**What is expected**
The answer must consist of every line from the entries below that contains the word "role".

**Information**
****

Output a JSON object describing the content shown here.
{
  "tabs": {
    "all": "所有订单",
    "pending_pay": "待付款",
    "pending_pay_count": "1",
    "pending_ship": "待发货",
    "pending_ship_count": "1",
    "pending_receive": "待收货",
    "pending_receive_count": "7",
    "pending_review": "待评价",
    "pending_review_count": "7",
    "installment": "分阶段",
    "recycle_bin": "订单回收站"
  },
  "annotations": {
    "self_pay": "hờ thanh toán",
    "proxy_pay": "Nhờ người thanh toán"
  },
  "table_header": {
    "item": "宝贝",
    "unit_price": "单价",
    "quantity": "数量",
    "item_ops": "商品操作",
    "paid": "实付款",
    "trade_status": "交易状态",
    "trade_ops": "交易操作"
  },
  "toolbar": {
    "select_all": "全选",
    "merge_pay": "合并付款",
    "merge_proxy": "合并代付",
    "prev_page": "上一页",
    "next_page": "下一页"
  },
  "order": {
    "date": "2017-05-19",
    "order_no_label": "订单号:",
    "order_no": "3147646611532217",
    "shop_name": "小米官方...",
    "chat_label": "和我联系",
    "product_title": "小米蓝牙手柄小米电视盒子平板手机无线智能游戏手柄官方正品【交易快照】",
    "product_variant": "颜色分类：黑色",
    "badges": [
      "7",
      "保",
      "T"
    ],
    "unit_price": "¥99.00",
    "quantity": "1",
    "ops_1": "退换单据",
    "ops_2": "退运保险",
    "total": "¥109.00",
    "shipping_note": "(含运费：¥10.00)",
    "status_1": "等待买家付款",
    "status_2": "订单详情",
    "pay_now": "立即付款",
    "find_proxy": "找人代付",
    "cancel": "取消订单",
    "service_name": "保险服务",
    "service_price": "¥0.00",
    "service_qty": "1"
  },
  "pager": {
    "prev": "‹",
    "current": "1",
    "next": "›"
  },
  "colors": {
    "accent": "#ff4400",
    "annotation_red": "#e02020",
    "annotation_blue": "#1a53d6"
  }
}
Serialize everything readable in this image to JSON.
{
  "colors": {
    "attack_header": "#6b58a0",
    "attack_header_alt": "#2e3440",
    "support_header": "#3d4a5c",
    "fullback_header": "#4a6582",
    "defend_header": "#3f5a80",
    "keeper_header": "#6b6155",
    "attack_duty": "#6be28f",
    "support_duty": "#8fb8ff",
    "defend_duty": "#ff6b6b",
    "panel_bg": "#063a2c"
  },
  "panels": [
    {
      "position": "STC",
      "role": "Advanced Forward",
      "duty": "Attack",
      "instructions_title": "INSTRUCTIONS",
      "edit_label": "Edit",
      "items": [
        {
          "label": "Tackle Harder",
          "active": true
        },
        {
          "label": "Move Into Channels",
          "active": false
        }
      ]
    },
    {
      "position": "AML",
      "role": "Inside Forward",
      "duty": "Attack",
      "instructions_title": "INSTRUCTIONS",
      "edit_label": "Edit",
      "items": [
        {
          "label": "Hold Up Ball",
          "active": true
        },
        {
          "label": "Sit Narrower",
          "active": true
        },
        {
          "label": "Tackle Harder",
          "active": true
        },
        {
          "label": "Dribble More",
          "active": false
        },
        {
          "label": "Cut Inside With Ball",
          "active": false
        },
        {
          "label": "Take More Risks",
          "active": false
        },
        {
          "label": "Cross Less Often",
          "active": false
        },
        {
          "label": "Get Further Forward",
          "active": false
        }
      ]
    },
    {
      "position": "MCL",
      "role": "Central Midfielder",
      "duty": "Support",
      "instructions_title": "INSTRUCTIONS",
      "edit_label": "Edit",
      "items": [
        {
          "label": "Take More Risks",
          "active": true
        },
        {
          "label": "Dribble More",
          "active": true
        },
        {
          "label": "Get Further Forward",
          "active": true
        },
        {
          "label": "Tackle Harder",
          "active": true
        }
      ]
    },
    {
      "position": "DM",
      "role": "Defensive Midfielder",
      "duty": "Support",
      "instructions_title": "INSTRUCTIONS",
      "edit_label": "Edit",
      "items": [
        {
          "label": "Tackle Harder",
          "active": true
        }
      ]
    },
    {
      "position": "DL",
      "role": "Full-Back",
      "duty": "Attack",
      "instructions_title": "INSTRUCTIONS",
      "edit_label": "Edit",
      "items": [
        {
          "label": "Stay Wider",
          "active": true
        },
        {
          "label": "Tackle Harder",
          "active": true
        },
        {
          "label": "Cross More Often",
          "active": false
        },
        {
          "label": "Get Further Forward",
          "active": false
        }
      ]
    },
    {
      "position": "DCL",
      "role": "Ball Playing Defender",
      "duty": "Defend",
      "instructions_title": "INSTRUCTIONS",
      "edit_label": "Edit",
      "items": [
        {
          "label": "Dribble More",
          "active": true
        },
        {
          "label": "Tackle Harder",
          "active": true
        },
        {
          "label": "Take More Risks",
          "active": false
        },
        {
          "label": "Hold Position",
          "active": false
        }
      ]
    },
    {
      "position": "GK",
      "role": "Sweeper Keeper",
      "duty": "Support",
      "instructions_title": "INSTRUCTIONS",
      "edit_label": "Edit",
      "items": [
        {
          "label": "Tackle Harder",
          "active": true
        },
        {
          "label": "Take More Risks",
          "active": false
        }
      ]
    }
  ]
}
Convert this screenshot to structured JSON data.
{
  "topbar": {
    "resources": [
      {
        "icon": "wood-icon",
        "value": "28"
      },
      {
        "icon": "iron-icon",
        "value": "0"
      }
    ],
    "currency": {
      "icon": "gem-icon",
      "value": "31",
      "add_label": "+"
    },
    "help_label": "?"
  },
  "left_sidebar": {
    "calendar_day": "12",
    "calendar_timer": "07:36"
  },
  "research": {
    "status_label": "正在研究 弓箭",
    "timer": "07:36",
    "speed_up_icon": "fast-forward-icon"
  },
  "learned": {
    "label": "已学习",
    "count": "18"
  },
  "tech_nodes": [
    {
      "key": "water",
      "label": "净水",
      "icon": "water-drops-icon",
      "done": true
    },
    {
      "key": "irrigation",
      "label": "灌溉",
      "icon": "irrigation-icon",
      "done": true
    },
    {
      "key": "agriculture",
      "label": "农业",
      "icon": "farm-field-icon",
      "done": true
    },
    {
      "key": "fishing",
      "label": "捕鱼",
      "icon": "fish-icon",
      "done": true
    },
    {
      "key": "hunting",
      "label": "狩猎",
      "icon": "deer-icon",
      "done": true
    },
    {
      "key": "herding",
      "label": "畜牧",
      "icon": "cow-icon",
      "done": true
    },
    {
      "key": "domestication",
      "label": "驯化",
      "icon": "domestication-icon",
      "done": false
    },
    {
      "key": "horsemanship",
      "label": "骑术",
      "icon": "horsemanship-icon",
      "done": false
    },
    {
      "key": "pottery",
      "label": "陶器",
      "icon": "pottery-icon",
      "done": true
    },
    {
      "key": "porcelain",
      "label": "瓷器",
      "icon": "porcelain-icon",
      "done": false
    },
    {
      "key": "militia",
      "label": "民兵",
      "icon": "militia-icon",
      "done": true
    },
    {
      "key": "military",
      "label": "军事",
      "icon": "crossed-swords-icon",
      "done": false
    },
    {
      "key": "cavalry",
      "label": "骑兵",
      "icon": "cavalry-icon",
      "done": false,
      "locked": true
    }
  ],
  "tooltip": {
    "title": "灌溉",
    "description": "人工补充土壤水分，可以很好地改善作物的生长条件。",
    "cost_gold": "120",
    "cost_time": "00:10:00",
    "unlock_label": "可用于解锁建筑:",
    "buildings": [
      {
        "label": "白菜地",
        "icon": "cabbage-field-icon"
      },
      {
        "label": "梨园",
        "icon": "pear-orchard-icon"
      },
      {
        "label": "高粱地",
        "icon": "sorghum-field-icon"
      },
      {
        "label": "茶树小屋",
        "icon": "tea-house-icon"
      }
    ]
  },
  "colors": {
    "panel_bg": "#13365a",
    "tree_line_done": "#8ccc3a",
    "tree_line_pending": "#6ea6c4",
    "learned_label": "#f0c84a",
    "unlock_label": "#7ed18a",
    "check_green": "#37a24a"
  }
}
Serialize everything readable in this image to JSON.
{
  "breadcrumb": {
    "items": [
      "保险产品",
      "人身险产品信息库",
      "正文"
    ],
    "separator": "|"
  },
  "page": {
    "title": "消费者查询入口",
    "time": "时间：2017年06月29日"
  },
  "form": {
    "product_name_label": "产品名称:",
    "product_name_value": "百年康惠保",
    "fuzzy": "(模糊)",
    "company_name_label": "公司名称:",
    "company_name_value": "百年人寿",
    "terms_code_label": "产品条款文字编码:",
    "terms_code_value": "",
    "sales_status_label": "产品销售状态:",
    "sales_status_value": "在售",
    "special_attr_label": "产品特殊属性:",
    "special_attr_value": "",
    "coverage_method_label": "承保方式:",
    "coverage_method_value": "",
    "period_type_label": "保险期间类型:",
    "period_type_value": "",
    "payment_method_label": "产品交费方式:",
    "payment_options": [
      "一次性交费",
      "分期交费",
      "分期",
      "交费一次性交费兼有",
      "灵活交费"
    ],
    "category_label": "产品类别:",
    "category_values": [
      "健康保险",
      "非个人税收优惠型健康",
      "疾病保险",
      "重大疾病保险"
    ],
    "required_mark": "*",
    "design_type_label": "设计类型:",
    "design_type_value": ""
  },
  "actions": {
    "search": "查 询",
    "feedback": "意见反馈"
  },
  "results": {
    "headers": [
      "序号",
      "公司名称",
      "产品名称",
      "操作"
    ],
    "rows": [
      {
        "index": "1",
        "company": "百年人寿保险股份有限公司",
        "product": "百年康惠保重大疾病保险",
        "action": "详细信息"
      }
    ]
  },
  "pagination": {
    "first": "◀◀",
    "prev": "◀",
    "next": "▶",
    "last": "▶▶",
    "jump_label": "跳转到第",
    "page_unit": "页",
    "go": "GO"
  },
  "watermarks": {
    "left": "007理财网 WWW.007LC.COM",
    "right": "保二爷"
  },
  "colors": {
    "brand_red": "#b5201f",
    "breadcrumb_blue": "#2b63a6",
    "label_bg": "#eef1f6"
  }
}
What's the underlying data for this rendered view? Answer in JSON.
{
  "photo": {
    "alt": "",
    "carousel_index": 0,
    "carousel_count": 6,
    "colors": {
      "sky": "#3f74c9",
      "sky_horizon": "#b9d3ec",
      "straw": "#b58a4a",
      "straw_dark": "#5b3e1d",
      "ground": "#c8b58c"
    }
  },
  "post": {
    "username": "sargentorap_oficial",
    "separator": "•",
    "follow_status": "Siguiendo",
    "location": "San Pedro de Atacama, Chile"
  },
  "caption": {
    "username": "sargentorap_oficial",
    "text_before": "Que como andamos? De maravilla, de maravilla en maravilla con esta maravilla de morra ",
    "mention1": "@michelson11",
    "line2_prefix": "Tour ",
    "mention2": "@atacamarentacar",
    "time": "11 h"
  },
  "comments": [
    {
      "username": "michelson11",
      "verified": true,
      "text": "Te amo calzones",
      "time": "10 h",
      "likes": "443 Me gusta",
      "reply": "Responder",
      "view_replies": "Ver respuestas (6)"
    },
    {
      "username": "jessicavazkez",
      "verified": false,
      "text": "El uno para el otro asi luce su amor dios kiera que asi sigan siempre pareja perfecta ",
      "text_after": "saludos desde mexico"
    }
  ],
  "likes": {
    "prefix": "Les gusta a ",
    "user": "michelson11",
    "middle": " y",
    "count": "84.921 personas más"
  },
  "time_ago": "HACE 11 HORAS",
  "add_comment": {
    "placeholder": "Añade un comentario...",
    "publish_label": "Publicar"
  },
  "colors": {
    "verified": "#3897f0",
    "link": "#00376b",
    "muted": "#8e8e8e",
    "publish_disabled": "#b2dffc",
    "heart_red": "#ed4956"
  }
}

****

**Answer to this task**
      "role": "Advanced Forward",
      "role": "Inside Forward",
      "role": "Central Midfielder",
      "role": "Defensive Midfielder",
      "role": "Full-Back",
      "role": "Ball Playing Defender",
      "role": "Sweeper Keeper",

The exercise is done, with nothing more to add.